likes the command above but in this case it specifies additional options with one or more Name, Value pair arguments

1.2. Example

Example1

Example 1_1

Solution

>> f = @(x) exp(-x.^2).*(log(x)).^2;

>> integral(f,0,Inf)

ans =

1.9475

Example 2

Example 2_1

Calculate the integral of f(x) from x = 0 to x = 1

Solution

In this case, f(x) work as an array of functions, so the result from integral will be an array of values

>> f=@(x)sin((1:5)*x)

f =

@(x)sin((1:5)*x)

>> integral(f,0,1,'ArrayValued',true)

ans =

0.4597    0.7081    0.6633    0.4134    0.1433

In this case, we use a pair of argument: “ArrayValued” and “true” to indicate that the result will be an array

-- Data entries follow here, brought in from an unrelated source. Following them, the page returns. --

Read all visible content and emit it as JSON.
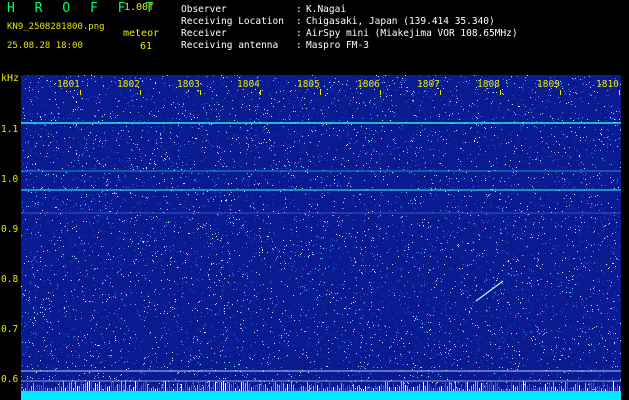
{
  "header": {
    "app_title": "H R O F F T",
    "version": "1.00f",
    "filename": "KN9_2508281800.png",
    "counter_label": "meteor",
    "datetime": "25.08.28 18:00",
    "counter_value": "61"
  },
  "info": [
    {
      "label": "Observer",
      "value": "K.Nagai"
    },
    {
      "label": "Receiving Location",
      "value": "Chigasaki, Japan (139.414 35.340)"
    },
    {
      "label": "Receiver",
      "value": "AirSpy mini (Miakejima VOR 108.65MHz)"
    },
    {
      "label": "Receiving antenna",
      "value": "Maspro FM-3"
    }
  ],
  "axis": {
    "y_unit": "kHz",
    "y_ticks": [
      "1.1",
      "1.0",
      "0.9",
      "0.8",
      "0.7",
      "0.6"
    ],
    "x_ticks": [
      "1801",
      "1802",
      "1803",
      "1804",
      "1805",
      "1806",
      "1807",
      "1808",
      "1809",
      "1810"
    ]
  },
  "colors": {
    "background": "#000000",
    "label": "#e8e800",
    "title": "#00ff66",
    "spectrogram_bg": "#0a1a90",
    "signal": "#33ffee"
  }
}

For more detail, please see [1]

2. Double integral with “integral2”

2.1. Syntax

q = integral2(f,xmin,xmax,ymin,ymax)

approximates the integral of the function  over the region [xmin, xmax] and [ymin, ymax]

q = integral2(f,xmin,xmax,ymin,ymax,Name,Value)

specifies additional options with one or more pairs of arguments (Name,Value)

2.2. Example

Example 1

Example 1_2

Solution

>> f = @(x,y) 1./(sqrt(x+y).*(1+x+y));

>> ymax = @(x) 1-x;

>> q = integral2(f,0,1,0,ymax)

q =

0.4292

For more detail, please see [2]

3. Triple integral with “integral3”

3.1. Syntax

q = integral3(f,xmin,xmax,ymin,ymax,zmin,zmax)

approximates the integral of the function  over the region [xmin,xmax], [ymin,ymax] and [zmin,zmax]

q = integral3(f,xmin,xmax,ymin,ymax,zmin,zmax,Name,Value)

specifies some additional options in the pair of arguments (Name,Value)

3.2. Example

Example 1

Example 1_3

Solution

>> f = @(x,y,z)y.*sin(x) + z.*cos(x)

>> q = integral3(f,0,pi,0,1,-1,1)

q =

2.0000

Example 2

Example 2_3

Solution

>> f = @(x,y,z) x.*cos(y)+x.^2.*cos(z);

>> zmax = @(x,y) sqrt(1-x.^2-y.^2);

>> zmin = @(x,y) -sqrt(1-x.^2-y.^2);

>> ymax = @(x) sqrt(1-x.^2);

>> ymin = @(x) -sqrt(1-x.^2);

>> q = integral3(f,-1,1,ymin,ymax,zmin,zmax)

q =

0.7796

For more detail, please see [2]

4. References:

[1] http://www.mathworks.com/help/matlab/ref/integral.html

[2] http://www.mathworks.com/help/matlab/ref/integral2.html

[3] http://www.mathworks.com/help/matlab/ref/integral3.html

Here is the pdf version for this article

Seoul, Nov 15,2013

                                                                                                                           ledlong

Tiếp theo bài viết cấu hình Inter-Vlan Routing sử dụng router, trong bài này mình sẽ giới thiệu tới các bạn bài lab cấu hình Inter-Vlan Routing sử dụng switch layer 3. Sơ đồ lab như sau:

Một số yêu cầu của bài lab:

  • VTP:

  • VLAN:

  • Port trên switch:

Các bước thực hiện cấu hình tương tự như bài lab trước, tuy nhiên chúng ta phải enable chức năng định tuyến của switch layer 3:

Kết quả sau khi cấu hình:

  • Trong cùng vlan:

  • Giữa các vlan:

Video clip cấu hình chi tiết: http://www.mediafire.com/download.php?gfh2lvaqx5z7hog

Lab packet tracer: http://www.mediafire.com/download.php?o9256plrk3dqssc

Hà Nội, ngày 13 tháng 05 năm 2013

ledlong